[Stored items]
_ _ _ _ _
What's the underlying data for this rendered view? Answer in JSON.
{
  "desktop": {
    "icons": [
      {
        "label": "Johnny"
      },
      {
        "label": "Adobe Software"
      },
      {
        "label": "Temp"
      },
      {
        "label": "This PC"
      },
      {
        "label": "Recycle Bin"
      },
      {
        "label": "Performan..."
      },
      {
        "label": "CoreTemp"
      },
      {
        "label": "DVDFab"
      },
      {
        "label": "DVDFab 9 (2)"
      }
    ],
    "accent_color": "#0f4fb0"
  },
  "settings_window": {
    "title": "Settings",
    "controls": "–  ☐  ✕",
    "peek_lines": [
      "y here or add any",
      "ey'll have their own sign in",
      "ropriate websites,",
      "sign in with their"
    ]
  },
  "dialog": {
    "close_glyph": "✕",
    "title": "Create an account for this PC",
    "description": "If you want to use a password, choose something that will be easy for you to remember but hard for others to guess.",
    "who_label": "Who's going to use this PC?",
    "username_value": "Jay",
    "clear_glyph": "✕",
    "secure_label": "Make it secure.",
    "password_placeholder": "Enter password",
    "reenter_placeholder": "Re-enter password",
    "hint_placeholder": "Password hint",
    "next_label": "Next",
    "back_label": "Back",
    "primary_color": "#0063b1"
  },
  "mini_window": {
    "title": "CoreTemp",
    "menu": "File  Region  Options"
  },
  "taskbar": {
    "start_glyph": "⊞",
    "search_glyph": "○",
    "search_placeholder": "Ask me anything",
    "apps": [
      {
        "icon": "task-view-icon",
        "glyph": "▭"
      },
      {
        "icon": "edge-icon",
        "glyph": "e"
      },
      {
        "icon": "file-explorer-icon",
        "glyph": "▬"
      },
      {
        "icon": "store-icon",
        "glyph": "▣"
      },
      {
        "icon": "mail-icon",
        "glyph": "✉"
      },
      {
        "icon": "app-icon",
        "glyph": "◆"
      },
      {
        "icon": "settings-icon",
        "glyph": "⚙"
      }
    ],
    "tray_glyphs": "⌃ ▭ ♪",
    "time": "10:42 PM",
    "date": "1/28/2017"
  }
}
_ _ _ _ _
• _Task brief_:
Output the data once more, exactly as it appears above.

• _Exercise output_:
What's the underlying data for this rendered view? Answer in JSON.
{
  "desktop": {
    "icons": [
      {
        "label": "Johnny"
      },
      {
        "label": "Adobe Software"
      },
      {
        "label": "Temp"
      },
      {
        "label": "This PC"
      },
      {
        "label": "Recycle Bin"
      },
      {
        "label": "Performan..."
      },
      {
        "label": "CoreTemp"
      },
      {
        "label": "DVDFab"
      },
      {
        "label": "DVDFab 9 (2)"
      }
    ],
    "accent_color": "#0f4fb0"
  },
  "settings_window": {
    "title": "Settings",
    "controls": "–  ☐  ✕",
    "peek_lines": [
      "y here or add any",
      "ey'll have their own sign in",
      "ropriate websites,",
      "sign in with their"
    ]
  },
  "dialog": {
    "close_glyph": "✕",
    "title": "Create an account for this PC",
    "description": "If you want to use a password, choose something that will be easy for you to remember but hard for others to guess.",
    "who_label": "Who's going to use this PC?",
    "username_value": "Jay",
    "clear_glyph": "✕",
    "secure_label": "Make it secure.",
    "password_placeholder": "Enter password",
    "reenter_placeholder": "Re-enter password",
    "hint_placeholder": "Password hint",
    "next_label": "Next",
    "back_label": "Back",
    "primary_color": "#0063b1"
  },
  "mini_window": {
    "title": "CoreTemp",
    "menu": "File  Region  Options"
  },
  "taskbar": {
    "start_glyph": "⊞",
    "search_glyph": "○",
    "search_placeholder": "Ask me anything",
    "apps": [
      {
        "icon": "task-view-icon",
        "glyph": "▭"
      },
      {
        "icon": "edge-icon",
        "glyph": "e"
      },
      {
        "icon": "file-explorer-icon",
        "glyph": "▬"
      },
      {
        "icon": "store-icon",
        "glyph": "▣"
      },
      {
        "icon": "mail-icon",
        "glyph": "✉"
      },
      {
        "icon": "app-icon",
        "glyph": "◆"
      },
      {
        "icon": "settings-icon",
        "glyph": "⚙"
      }
    ],
    "tray_glyphs": "⌃ ▭ ♪",
    "time": "10:42 PM",
    "date": "1/28/2017"
  }
}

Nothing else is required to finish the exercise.